Pence, however, kept his career going, inking a minor league deal with the Rangers in February. He performed very well in spring training, earning a spot on the Opening Day roster. Pence hasn’t stopped hitting.

Entering Monday night’s game against the Mariners, Pence was batting .299/.358/.619 with eight home runs and 28 RBI in 109 plate appearances, mostly as a DH. Statcast agrees that Pence has been mashing the ball. He has an average exit velocity of 93.3 MPH this season, which would obliterate his marks in each of the previous four seasons since Statcast became a thing. His career average exit velocity is 89.8 MPH. He has “barreled” the ball 10.4 percent of the time, well above his 6.2 percent average.

What Pence did to a baseball in the seventh inning of Monday’s game, then, shouldn’t come as a surprise.

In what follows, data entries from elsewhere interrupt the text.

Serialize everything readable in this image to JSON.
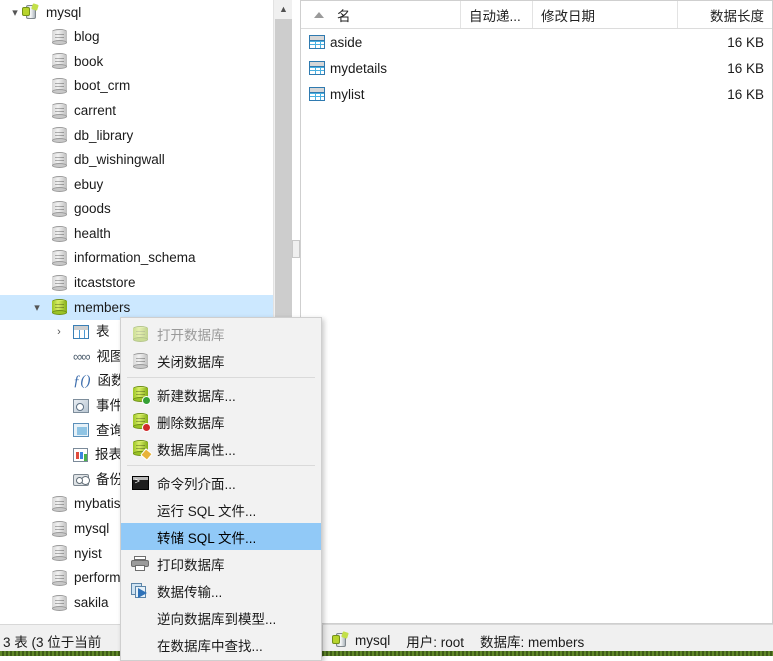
{
  "tree": {
    "connection": {
      "label": "mysql",
      "icon": "connection-icon",
      "expander": "chevron-down-icon"
    },
    "databases": [
      {
        "label": "blog",
        "state": "closed"
      },
      {
        "label": "book",
        "state": "closed"
      },
      {
        "label": "boot_crm",
        "state": "closed"
      },
      {
        "label": "carrent",
        "state": "closed"
      },
      {
        "label": "db_library",
        "state": "closed"
      },
      {
        "label": "db_wishingwall",
        "state": "closed"
      },
      {
        "label": "ebuy",
        "state": "closed"
      },
      {
        "label": "goods",
        "state": "closed"
      },
      {
        "label": "health",
        "state": "closed"
      },
      {
        "label": "information_schema",
        "state": "closed"
      },
      {
        "label": "itcaststore",
        "state": "closed"
      },
      {
        "label": "members",
        "state": "open",
        "selected": true,
        "expander": "chevron-down-icon"
      },
      {
        "label": "mybatis",
        "state": "closed"
      },
      {
        "label": "mysql",
        "state": "closed"
      },
      {
        "label": "nyist",
        "state": "closed"
      },
      {
        "label": "performance_schema",
        "state": "closed"
      },
      {
        "label": "sakila",
        "state": "closed"
      }
    ],
    "members_children": [
      {
        "label": "表",
        "icon": "table-icon",
        "expander": "chevron-right-icon"
      },
      {
        "label": "视图",
        "icon": "view-icon"
      },
      {
        "label": "函数",
        "icon": "function-icon"
      },
      {
        "label": "事件",
        "icon": "event-icon"
      },
      {
        "label": "查询",
        "icon": "query-icon"
      },
      {
        "label": "报表",
        "icon": "report-icon"
      },
      {
        "label": "备份",
        "icon": "backup-icon"
      }
    ]
  },
  "list": {
    "columns": [
      {
        "key": "name",
        "label": "名",
        "sorted": "asc"
      },
      {
        "key": "ai",
        "label": "自动递..."
      },
      {
        "key": "date",
        "label": "修改日期"
      },
      {
        "key": "len",
        "label": "数据长度"
      }
    ],
    "rows": [
      {
        "name": "aside",
        "ai": "",
        "date": "",
        "len": "16 KB"
      },
      {
        "name": "mydetails",
        "ai": "",
        "date": "",
        "len": "16 KB"
      },
      {
        "name": "mylist",
        "ai": "",
        "date": "",
        "len": "16 KB"
      }
    ]
  },
  "context_menu": {
    "items": [
      {
        "label": "打开数据库",
        "icon": "database-open-icon",
        "state": "disabled"
      },
      {
        "label": "关闭数据库",
        "icon": "database-closed-icon",
        "state": "normal"
      },
      {
        "separator": true
      },
      {
        "label": "新建数据库...",
        "icon": "database-add-icon",
        "state": "normal"
      },
      {
        "label": "删除数据库",
        "icon": "database-delete-icon",
        "state": "normal"
      },
      {
        "label": "数据库属性...",
        "icon": "database-edit-icon",
        "state": "normal"
      },
      {
        "separator": true
      },
      {
        "label": "命令列介面...",
        "icon": "console-icon",
        "state": "normal"
      },
      {
        "label": "运行 SQL 文件...",
        "icon": "none",
        "state": "normal"
      },
      {
        "label": "转储 SQL 文件...",
        "icon": "none",
        "state": "highlighted"
      },
      {
        "label": "打印数据库",
        "icon": "printer-icon",
        "state": "normal"
      },
      {
        "label": "数据传输...",
        "icon": "data-transfer-icon",
        "state": "normal"
      },
      {
        "label": "逆向数据库到模型...",
        "icon": "none",
        "state": "normal"
      },
      {
        "label": "在数据库中查找...",
        "icon": "none",
        "state": "normal"
      }
    ]
  },
  "status_bar": {
    "left_text": "3 表 (3 位于当前",
    "connection": "mysql",
    "user": "用户: root",
    "database": "数据库: members"
  },
  "colors": {
    "selection_blue": "#cce8ff",
    "menu_highlight": "#91c9f7",
    "panel_bg": "#f0f0f0",
    "scrollbar_thumb": "#cdcdcd"
  }
}
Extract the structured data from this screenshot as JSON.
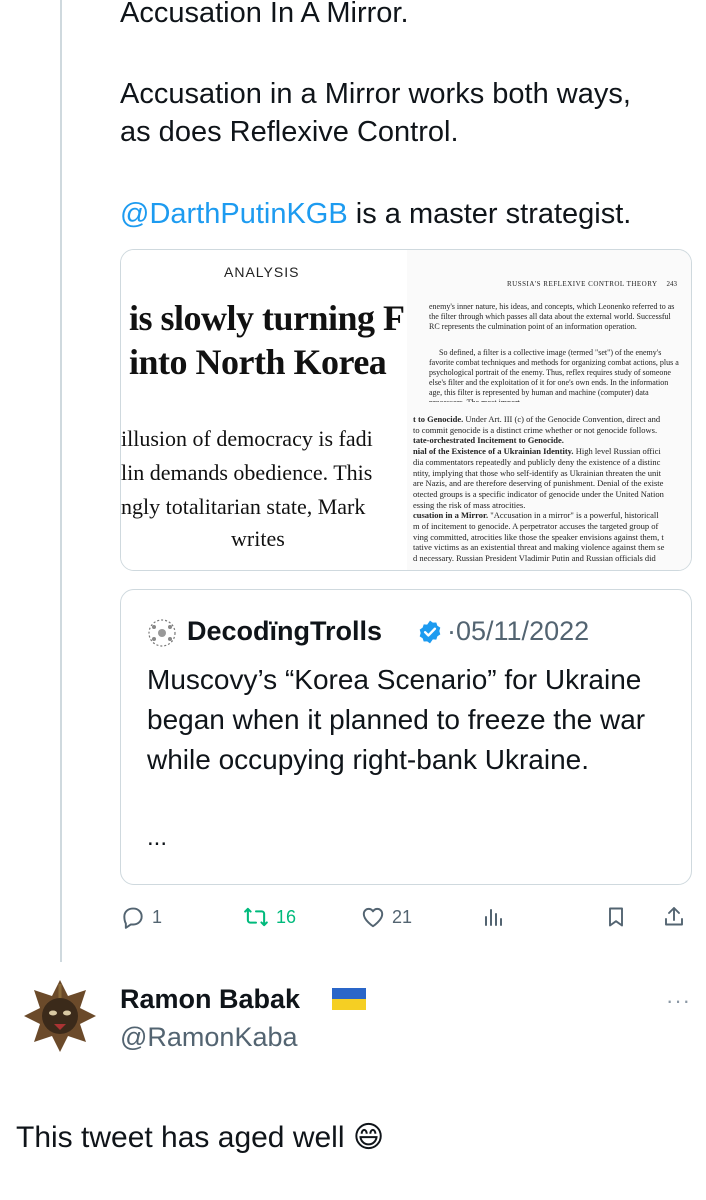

That’s No. 9 on the year for Pence. Statcast measured it at 449 feet and 108.3 MPH off the bat. Not only is Pence not retired, he may be a lucrative trade chip for the Rangers leading up to the trade deadline at the end of July.